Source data

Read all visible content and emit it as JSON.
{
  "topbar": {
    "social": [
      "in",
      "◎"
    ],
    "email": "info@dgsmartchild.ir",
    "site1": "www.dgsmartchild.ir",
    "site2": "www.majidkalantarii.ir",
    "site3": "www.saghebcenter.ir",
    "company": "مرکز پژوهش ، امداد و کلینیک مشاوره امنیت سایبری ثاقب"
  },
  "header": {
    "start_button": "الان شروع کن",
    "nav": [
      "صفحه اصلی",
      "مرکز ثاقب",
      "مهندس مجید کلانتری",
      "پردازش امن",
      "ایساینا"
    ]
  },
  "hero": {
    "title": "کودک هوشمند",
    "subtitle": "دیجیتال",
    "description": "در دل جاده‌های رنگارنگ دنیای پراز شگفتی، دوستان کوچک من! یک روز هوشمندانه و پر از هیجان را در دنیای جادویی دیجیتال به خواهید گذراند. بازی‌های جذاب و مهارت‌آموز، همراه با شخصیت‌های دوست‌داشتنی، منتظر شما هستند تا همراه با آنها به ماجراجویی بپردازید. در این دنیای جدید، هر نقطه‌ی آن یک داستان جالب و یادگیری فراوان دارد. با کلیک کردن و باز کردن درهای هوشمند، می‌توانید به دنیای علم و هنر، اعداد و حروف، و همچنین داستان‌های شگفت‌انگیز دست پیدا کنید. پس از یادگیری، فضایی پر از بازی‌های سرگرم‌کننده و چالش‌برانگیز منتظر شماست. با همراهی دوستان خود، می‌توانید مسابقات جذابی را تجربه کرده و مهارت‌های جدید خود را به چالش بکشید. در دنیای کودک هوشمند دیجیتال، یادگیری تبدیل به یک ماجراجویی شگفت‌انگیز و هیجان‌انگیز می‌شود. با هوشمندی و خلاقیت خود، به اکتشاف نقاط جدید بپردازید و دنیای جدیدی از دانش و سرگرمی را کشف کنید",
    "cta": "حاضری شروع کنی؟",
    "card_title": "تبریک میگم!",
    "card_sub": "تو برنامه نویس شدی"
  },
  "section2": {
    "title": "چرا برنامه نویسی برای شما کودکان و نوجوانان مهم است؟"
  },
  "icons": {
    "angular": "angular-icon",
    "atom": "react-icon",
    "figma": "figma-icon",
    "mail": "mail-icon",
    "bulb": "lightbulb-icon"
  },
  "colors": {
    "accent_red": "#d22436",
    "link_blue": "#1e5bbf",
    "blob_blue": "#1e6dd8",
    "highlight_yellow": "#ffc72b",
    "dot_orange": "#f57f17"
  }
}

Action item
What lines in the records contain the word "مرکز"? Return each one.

Response for this exercise
    "company": "مرکز پژوهش ، امداد و کلینیک مشاوره امنیت سایبری ثاقب"
      "مرکز ثاقب",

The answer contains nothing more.